The distinctive smell of the beach is due to a compound called dimethyl sulfide (DMS) emitted by seaweed and phytoplankton. This ‘sea breeze’ smell is often associated with clean air and relaxation.
Unique Beach Activities
Beaches offer a wide range of activities, from the traditional (such as swimming and sunbathing) to the unique. Sandcastle building, for example, is so popular that it has professional competitions worldwide.
The Healing Power of Beaches
Research suggests that spending time at the beach can have significant health benefits. The combination of sun, sea, and sand can help reduce stress, improve mood, and promote physical activity.
The Age of Beaches
Some beaches are incredibly ancient. For instance, Fraser Island in Australia is home to the oldest known sand beach, estimated to be about 700,000 years old.
The Mystery of Beach Cusps
Beach cusps are shoreline formations made up of various arcs and points. They appear on beaches worldwide, and despite being a common occurrence, scientists are still not entirely sure why or how they form.
Not all beaches are natural. Some, like the Paris Beaches (Paris Plages) in France and the Beach of Monaco, are entirely man-made, providing an urban oasis for those who can’t get to the natural coastline.
The Danger of Rip Currents
Rip currents are narrow, fast-moving channels of water that can pull swimmers away from the shore. They’re a common hazard on many beaches, and it’s essential to be aware of their potential presence and know how to react if caught in one.
Beaches and Wildlife
Beaches are important habitats for a range of wildlife. From seabirds and marine mammals to a diverse array of marine invertebrates and reptiles, many species rely on beaches for survival.
The Beach Economy
Beaches contribute significantly to local and national economies. They’re a major draw for tourism and recreation, supporting countless businesses and jobs.
Beach Cleaning Initiatives
Given their popularity and ecological significance, maintaining clean beaches is a global priority. Numerous organizations and volunteers engage in regular beach clean-ups to remove litter and protect beach ecosystems.
The Future of Beaches
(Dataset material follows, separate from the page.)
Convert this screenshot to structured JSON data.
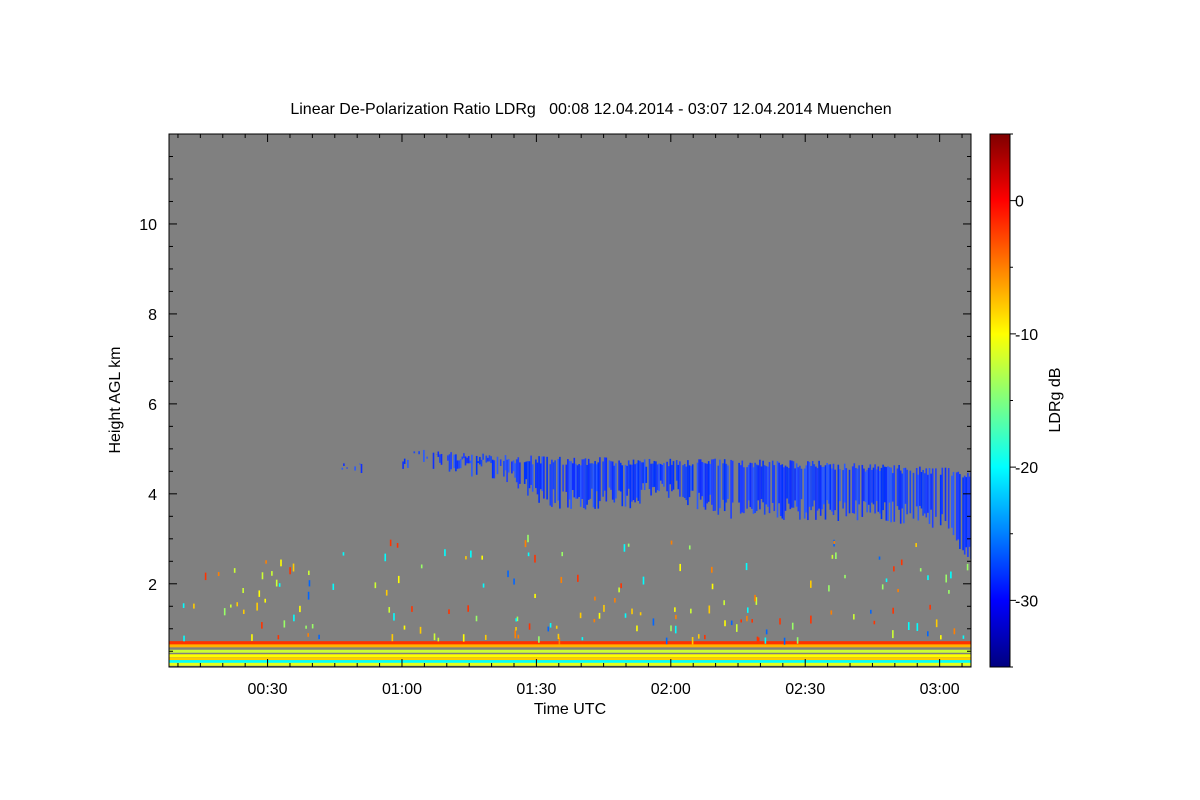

Climate change and rising sea levels pose significant challenges to the future of the world’s beaches. Mitigation and adaptation strategies, such as dune restoration and ‘managed retreat,’ will be critical to preserving these beloved natural spaces.
From their stunning diversity to their dynamic nature, beaches hold countless secrets waiting to be discovered. Next time you’re stepping onto the soft sand and looking out at the waves, remember these fascinating facts and appreciate the wonder that is a beach.